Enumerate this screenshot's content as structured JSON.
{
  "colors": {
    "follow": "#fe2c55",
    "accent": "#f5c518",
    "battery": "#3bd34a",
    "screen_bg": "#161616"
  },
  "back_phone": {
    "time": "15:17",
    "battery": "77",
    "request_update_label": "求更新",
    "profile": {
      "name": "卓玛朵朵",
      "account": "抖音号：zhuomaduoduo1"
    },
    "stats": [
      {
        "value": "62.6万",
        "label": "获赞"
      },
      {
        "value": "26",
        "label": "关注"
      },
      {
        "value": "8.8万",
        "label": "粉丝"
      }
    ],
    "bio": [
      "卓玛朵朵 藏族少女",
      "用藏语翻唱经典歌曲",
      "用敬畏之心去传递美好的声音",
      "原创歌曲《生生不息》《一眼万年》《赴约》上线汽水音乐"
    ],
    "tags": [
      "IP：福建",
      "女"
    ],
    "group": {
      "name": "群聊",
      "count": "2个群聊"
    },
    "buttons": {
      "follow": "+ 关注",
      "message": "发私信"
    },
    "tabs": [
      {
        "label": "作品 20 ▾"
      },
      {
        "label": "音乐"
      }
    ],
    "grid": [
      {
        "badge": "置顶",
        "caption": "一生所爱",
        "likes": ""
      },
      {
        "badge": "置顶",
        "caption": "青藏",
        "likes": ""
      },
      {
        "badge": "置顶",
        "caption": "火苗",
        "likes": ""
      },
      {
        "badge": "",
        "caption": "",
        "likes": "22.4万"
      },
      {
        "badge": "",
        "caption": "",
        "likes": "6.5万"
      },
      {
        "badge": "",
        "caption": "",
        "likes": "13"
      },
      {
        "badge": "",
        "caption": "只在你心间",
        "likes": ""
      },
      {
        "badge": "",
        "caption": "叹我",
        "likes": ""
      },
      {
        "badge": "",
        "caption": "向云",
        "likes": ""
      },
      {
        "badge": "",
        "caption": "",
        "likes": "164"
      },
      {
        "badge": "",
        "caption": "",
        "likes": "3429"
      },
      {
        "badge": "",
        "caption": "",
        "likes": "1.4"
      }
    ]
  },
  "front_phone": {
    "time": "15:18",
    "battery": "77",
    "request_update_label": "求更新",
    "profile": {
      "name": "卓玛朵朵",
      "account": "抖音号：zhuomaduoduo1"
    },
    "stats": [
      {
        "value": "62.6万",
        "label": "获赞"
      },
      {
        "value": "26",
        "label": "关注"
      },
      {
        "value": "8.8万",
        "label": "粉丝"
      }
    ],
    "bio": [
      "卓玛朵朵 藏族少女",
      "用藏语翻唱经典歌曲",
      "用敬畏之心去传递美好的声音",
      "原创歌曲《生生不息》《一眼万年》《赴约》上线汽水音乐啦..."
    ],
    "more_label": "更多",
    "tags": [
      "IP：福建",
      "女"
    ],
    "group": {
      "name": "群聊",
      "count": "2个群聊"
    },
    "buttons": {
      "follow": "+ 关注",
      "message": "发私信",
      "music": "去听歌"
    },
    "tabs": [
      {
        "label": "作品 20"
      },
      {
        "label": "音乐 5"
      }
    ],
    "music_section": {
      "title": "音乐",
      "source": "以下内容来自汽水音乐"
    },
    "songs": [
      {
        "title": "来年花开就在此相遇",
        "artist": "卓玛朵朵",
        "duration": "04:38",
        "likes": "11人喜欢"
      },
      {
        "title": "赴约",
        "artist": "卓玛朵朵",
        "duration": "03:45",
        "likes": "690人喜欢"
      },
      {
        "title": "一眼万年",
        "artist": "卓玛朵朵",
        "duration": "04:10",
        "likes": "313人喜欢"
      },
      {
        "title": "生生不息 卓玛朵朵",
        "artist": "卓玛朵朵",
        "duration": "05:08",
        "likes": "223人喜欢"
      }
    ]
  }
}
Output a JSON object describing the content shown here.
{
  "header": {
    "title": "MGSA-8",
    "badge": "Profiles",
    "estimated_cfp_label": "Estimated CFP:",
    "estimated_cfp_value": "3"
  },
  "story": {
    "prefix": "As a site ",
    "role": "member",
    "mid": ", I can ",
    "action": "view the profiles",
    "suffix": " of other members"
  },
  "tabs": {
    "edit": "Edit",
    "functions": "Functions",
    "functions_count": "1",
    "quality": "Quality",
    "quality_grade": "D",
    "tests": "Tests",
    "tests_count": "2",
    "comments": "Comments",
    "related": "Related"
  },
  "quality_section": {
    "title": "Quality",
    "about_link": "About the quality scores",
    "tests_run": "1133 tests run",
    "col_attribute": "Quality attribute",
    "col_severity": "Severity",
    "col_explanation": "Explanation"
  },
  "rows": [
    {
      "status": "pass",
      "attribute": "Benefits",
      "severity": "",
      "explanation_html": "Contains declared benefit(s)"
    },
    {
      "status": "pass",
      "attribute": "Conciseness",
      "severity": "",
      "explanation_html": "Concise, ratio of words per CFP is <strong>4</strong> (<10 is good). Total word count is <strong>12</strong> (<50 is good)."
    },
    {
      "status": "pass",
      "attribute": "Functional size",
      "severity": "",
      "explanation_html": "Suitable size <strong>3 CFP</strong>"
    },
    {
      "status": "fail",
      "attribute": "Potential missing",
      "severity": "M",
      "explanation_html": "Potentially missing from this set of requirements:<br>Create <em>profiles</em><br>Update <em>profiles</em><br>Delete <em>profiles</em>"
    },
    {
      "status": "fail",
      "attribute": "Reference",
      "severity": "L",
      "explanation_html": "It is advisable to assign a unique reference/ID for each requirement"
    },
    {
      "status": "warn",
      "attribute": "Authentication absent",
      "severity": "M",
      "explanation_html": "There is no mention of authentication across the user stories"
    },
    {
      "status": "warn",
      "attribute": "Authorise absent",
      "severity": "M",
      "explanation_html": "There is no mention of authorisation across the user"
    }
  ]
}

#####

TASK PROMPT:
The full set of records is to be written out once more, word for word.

RESPONSE AREA:
Enumerate this screenshot's content as structured JSON.
{
  "colors": {
    "follow": "#fe2c55",
    "accent": "#f5c518",
    "battery": "#3bd34a",
    "screen_bg": "#161616"
  },
  "back_phone": {
    "time": "15:17",
    "battery": "77",
    "request_update_label": "求更新",
    "profile": {
      "name": "卓玛朵朵",
      "account": "抖音号：zhuomaduoduo1"
    },
    "stats": [
      {
        "value": "62.6万",
        "label": "获赞"
      },
      {
        "value": "26",
        "label": "关注"
      },
      {
        "value": "8.8万",
        "label": "粉丝"
      }
    ],
    "bio": [
      "卓玛朵朵 藏族少女",
      "用藏语翻唱经典歌曲",
      "用敬畏之心去传递美好的声音",
      "原创歌曲《生生不息》《一眼万年》《赴约》上线汽水音乐"
    ],
    "tags": [
      "IP：福建",
      "女"
    ],
    "group": {
      "name": "群聊",
      "count": "2个群聊"
    },
    "buttons": {
      "follow": "+ 关注",
      "message": "发私信"
    },
    "tabs": [
      {
        "label": "作品 20 ▾"
      },
      {
        "label": "音乐"
      }
    ],
    "grid": [
      {
        "badge": "置顶",
        "caption": "一生所爱",
        "likes": ""
      },
      {
        "badge": "置顶",
        "caption": "青藏",
        "likes": ""
      },
      {
        "badge": "置顶",
        "caption": "火苗",
        "likes": ""
      },
      {
        "badge": "",
        "caption": "",
        "likes": "22.4万"
      },
      {
        "badge": "",
        "caption": "",
        "likes": "6.5万"
      },
      {
        "badge": "",
        "caption": "",
        "likes": "13"
      },
      {
        "badge": "",
        "caption": "只在你心间",
        "likes": ""
      },
      {
        "badge": "",
        "caption": "叹我",
        "likes": ""
      },
      {
        "badge": "",
        "caption": "向云",
        "likes": ""
      },
      {
        "badge": "",
        "caption": "",
        "likes": "164"
      },
      {
        "badge": "",
        "caption": "",
        "likes": "3429"
      },
      {
        "badge": "",
        "caption": "",
        "likes": "1.4"
      }
    ]
  },
  "front_phone": {
    "time": "15:18",
    "battery": "77",
    "request_update_label": "求更新",
    "profile": {
      "name": "卓玛朵朵",
      "account": "抖音号：zhuomaduoduo1"
    },
    "stats": [
      {
        "value": "62.6万",
        "label": "获赞"
      },
      {
        "value": "26",
        "label": "关注"
      },
      {
        "value": "8.8万",
        "label": "粉丝"
      }
    ],
    "bio": [
      "卓玛朵朵 藏族少女",
      "用藏语翻唱经典歌曲",
      "用敬畏之心去传递美好的声音",
      "原创歌曲《生生不息》《一眼万年》《赴约》上线汽水音乐啦..."
    ],
    "more_label": "更多",
    "tags": [
      "IP：福建",
      "女"
    ],
    "group": {
      "name": "群聊",
      "count": "2个群聊"
    },
    "buttons": {
      "follow": "+ 关注",
      "message": "发私信",
      "music": "去听歌"
    },
    "tabs": [
      {
        "label": "作品 20"
      },
      {
        "label": "音乐 5"
      }
    ],
    "music_section": {
      "title": "音乐",
      "source": "以下内容来自汽水音乐"
    },
    "songs": [
      {
        "title": "来年花开就在此相遇",
        "artist": "卓玛朵朵",
        "duration": "04:38",
        "likes": "11人喜欢"
      },
      {
        "title": "赴约",
        "artist": "卓玛朵朵",
        "duration": "03:45",
        "likes": "690人喜欢"
      },
      {
        "title": "一眼万年",
        "artist": "卓玛朵朵",
        "duration": "04:10",
        "likes": "313人喜欢"
      },
      {
        "title": "生生不息 卓玛朵朵",
        "artist": "卓玛朵朵",
        "duration": "05:08",
        "likes": "223人喜欢"
      }
    ]
  }
}
Output a JSON object describing the content shown here.
{
  "header": {
    "title": "MGSA-8",
    "badge": "Profiles",
    "estimated_cfp_label": "Estimated CFP:",
    "estimated_cfp_value": "3"
  },
  "story": {
    "prefix": "As a site ",
    "role": "member",
    "mid": ", I can ",
    "action": "view the profiles",
    "suffix": " of other members"
  },
  "tabs": {
    "edit": "Edit",
    "functions": "Functions",
    "functions_count": "1",
    "quality": "Quality",
    "quality_grade": "D",
    "tests": "Tests",
    "tests_count": "2",
    "comments": "Comments",
    "related": "Related"
  },
  "quality_section": {
    "title": "Quality",
    "about_link": "About the quality scores",
    "tests_run": "1133 tests run",
    "col_attribute": "Quality attribute",
    "col_severity": "Severity",
    "col_explanation": "Explanation"
  },
  "rows": [
    {
      "status": "pass",
      "attribute": "Benefits",
      "severity": "",
      "explanation_html": "Contains declared benefit(s)"
    },
    {
      "status": "pass",
      "attribute": "Conciseness",
      "severity": "",
      "explanation_html": "Concise, ratio of words per CFP is <strong>4</strong> (<10 is good). Total word count is <strong>12</strong> (<50 is good)."
    },
    {
      "status": "pass",
      "attribute": "Functional size",
      "severity": "",
      "explanation_html": "Suitable size <strong>3 CFP</strong>"
    },
    {
      "status": "fail",
      "attribute": "Potential missing",
      "severity": "M",
      "explanation_html": "Potentially missing from this set of requirements:<br>Create <em>profiles</em><br>Update <em>profiles</em><br>Delete <em>profiles</em>"
    },
    {
      "status": "fail",
      "attribute": "Reference",
      "severity": "L",
      "explanation_html": "It is advisable to assign a unique reference/ID for each requirement"
    },
    {
      "status": "warn",
      "attribute": "Authentication absent",
      "severity": "M",
      "explanation_html": "There is no mention of authentication across the user stories"
    },
    {
      "status": "warn",
      "attribute": "Authorise absent",
      "severity": "M",
      "explanation_html": "There is no mention of authorisation across the user"
    }
  ]
}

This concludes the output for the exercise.